Except for the pictures, reproduce the records word for word.

╭─ Data for analysis

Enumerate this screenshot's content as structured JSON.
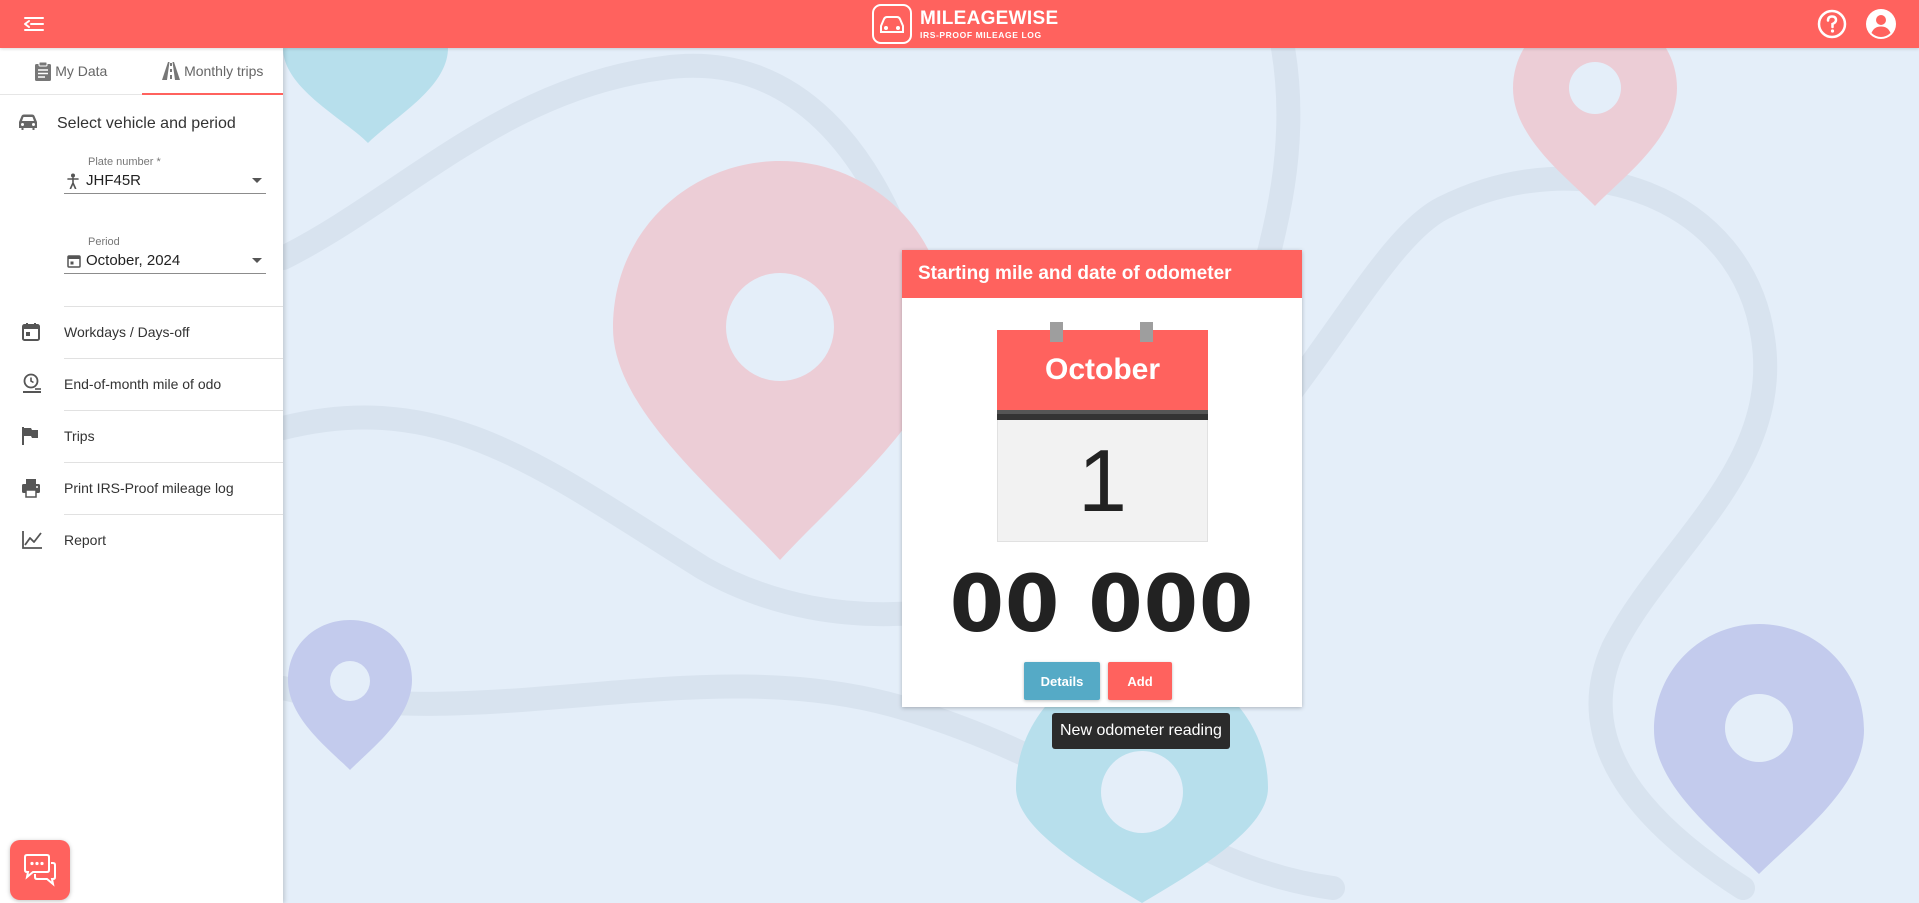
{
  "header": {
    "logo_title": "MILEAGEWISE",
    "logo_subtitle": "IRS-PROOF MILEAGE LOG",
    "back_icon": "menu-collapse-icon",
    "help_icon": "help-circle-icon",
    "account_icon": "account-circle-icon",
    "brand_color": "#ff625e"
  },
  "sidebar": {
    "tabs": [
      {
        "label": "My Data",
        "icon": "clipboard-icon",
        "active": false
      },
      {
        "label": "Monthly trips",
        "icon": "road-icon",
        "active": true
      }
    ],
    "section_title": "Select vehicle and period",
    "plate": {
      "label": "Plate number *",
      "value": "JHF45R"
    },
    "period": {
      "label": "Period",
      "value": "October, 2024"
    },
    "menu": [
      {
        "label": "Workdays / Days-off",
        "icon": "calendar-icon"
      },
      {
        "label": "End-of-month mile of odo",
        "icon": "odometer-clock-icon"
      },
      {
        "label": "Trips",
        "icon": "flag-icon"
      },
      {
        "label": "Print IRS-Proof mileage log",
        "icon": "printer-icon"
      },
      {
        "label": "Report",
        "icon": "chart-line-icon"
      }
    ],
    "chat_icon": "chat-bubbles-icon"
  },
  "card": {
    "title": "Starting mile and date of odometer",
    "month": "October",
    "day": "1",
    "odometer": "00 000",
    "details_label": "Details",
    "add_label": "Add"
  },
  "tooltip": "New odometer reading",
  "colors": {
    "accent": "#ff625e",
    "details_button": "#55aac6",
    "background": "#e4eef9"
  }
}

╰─

> _Answer to this problem_
Enumerate this screenshot's content as structured JSON.
{
  "header": {
    "logo_title": "MILEAGEWISE",
    "logo_subtitle": "IRS-PROOF MILEAGE LOG",
    "back_icon": "menu-collapse-icon",
    "help_icon": "help-circle-icon",
    "account_icon": "account-circle-icon",
    "brand_color": "#ff625e"
  },
  "sidebar": {
    "tabs": [
      {
        "label": "My Data",
        "icon": "clipboard-icon",
        "active": false
      },
      {
        "label": "Monthly trips",
        "icon": "road-icon",
        "active": true
      }
    ],
    "section_title": "Select vehicle and period",
    "plate": {
      "label": "Plate number *",
      "value": "JHF45R"
    },
    "period": {
      "label": "Period",
      "value": "October, 2024"
    },
    "menu": [
      {
        "label": "Workdays / Days-off",
        "icon": "calendar-icon"
      },
      {
        "label": "End-of-month mile of odo",
        "icon": "odometer-clock-icon"
      },
      {
        "label": "Trips",
        "icon": "flag-icon"
      },
      {
        "label": "Print IRS-Proof mileage log",
        "icon": "printer-icon"
      },
      {
        "label": "Report",
        "icon": "chart-line-icon"
      }
    ],
    "chat_icon": "chat-bubbles-icon"
  },
  "card": {
    "title": "Starting mile and date of odometer",
    "month": "October",
    "day": "1",
    "odometer": "00 000",
    "details_label": "Details",
    "add_label": "Add"
  },
  "tooltip": "New odometer reading",
  "colors": {
    "accent": "#ff625e",
    "details_button": "#55aac6",
    "background": "#e4eef9"
  }
}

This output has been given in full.